TASK REQUIREMENTS:
Type out all the records again exactly.

Data about app and page elements
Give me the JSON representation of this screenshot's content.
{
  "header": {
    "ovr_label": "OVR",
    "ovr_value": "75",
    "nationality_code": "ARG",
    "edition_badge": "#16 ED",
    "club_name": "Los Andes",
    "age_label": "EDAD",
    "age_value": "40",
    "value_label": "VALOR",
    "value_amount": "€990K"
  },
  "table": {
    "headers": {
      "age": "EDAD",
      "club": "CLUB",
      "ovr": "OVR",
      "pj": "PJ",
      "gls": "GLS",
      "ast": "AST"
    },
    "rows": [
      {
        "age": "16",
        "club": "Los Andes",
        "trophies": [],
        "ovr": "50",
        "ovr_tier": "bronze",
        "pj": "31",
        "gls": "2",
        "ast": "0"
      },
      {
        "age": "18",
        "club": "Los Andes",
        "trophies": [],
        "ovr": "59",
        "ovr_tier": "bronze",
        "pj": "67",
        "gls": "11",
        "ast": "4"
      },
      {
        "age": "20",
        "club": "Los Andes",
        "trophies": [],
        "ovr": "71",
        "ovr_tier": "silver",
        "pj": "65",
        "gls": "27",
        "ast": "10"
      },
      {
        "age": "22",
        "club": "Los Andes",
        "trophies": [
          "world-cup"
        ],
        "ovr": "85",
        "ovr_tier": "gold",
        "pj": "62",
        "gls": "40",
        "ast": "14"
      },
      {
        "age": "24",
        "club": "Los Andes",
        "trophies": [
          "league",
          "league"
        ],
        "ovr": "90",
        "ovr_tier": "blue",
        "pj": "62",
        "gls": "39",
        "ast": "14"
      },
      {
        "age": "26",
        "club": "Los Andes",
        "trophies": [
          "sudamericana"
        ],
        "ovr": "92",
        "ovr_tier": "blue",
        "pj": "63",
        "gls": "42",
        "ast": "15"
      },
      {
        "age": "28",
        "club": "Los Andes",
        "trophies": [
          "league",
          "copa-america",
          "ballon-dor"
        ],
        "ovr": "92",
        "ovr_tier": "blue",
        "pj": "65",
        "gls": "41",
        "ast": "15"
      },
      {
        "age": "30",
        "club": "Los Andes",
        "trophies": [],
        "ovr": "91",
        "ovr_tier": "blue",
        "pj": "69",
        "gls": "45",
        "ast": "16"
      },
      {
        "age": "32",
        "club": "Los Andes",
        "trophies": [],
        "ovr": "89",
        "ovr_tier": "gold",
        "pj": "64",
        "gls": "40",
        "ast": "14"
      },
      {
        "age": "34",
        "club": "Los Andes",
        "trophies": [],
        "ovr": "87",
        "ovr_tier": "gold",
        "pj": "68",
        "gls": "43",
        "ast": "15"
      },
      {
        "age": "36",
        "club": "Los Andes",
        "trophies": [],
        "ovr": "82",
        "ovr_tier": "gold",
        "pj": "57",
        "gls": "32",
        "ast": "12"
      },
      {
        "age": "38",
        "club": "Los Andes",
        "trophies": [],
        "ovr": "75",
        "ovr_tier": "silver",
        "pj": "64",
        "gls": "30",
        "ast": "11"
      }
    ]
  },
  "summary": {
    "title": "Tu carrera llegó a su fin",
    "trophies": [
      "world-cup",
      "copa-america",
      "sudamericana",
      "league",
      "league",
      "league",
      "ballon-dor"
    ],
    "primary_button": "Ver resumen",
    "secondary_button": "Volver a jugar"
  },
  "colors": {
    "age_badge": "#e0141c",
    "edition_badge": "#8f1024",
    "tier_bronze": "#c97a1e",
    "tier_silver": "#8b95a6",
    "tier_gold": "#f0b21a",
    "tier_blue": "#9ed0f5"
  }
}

ANSWER TO THE EXERCISE:
Give me the JSON representation of this screenshot's content.
{
  "header": {
    "ovr_label": "OVR",
    "ovr_value": "75",
    "nationality_code": "ARG",
    "edition_badge": "#16 ED",
    "club_name": "Los Andes",
    "age_label": "EDAD",
    "age_value": "40",
    "value_label": "VALOR",
    "value_amount": "€990K"
  },
  "table": {
    "headers": {
      "age": "EDAD",
      "club": "CLUB",
      "ovr": "OVR",
      "pj": "PJ",
      "gls": "GLS",
      "ast": "AST"
    },
    "rows": [
      {
        "age": "16",
        "club": "Los Andes",
        "trophies": [],
        "ovr": "50",
        "ovr_tier": "bronze",
        "pj": "31",
        "gls": "2",
        "ast": "0"
      },
      {
        "age": "18",
        "club": "Los Andes",
        "trophies": [],
        "ovr": "59",
        "ovr_tier": "bronze",
        "pj": "67",
        "gls": "11",
        "ast": "4"
      },
      {
        "age": "20",
        "club": "Los Andes",
        "trophies": [],
        "ovr": "71",
        "ovr_tier": "silver",
        "pj": "65",
        "gls": "27",
        "ast": "10"
      },
      {
        "age": "22",
        "club": "Los Andes",
        "trophies": [
          "world-cup"
        ],
        "ovr": "85",
        "ovr_tier": "gold",
        "pj": "62",
        "gls": "40",
        "ast": "14"
      },
      {
        "age": "24",
        "club": "Los Andes",
        "trophies": [
          "league",
          "league"
        ],
        "ovr": "90",
        "ovr_tier": "blue",
        "pj": "62",
        "gls": "39",
        "ast": "14"
      },
      {
        "age": "26",
        "club": "Los Andes",
        "trophies": [
          "sudamericana"
        ],
        "ovr": "92",
        "ovr_tier": "blue",
        "pj": "63",
        "gls": "42",
        "ast": "15"
      },
      {
        "age": "28",
        "club": "Los Andes",
        "trophies": [
          "league",
          "copa-america",
          "ballon-dor"
        ],
        "ovr": "92",
        "ovr_tier": "blue",
        "pj": "65",
        "gls": "41",
        "ast": "15"
      },
      {
        "age": "30",
        "club": "Los Andes",
        "trophies": [],
        "ovr": "91",
        "ovr_tier": "blue",
        "pj": "69",
        "gls": "45",
        "ast": "16"
      },
      {
        "age": "32",
        "club": "Los Andes",
        "trophies": [],
        "ovr": "89",
        "ovr_tier": "gold",
        "pj": "64",
        "gls": "40",
        "ast": "14"
      },
      {
        "age": "34",
        "club": "Los Andes",
        "trophies": [],
        "ovr": "87",
        "ovr_tier": "gold",
        "pj": "68",
        "gls": "43",
        "ast": "15"
      },
      {
        "age": "36",
        "club": "Los Andes",
        "trophies": [],
        "ovr": "82",
        "ovr_tier": "gold",
        "pj": "57",
        "gls": "32",
        "ast": "12"
      },
      {
        "age": "38",
        "club": "Los Andes",
        "trophies": [],
        "ovr": "75",
        "ovr_tier": "silver",
        "pj": "64",
        "gls": "30",
        "ast": "11"
      }
    ]
  },
  "summary": {
    "title": "Tu carrera llegó a su fin",
    "trophies": [
      "world-cup",
      "copa-america",
      "sudamericana",
      "league",
      "league",
      "league",
      "ballon-dor"
    ],
    "primary_button": "Ver resumen",
    "secondary_button": "Volver a jugar"
  },
  "colors": {
    "age_badge": "#e0141c",
    "edition_badge": "#8f1024",
    "tier_bronze": "#c97a1e",
    "tier_silver": "#8b95a6",
    "tier_gold": "#f0b21a",
    "tier_blue": "#9ed0f5"
  }
}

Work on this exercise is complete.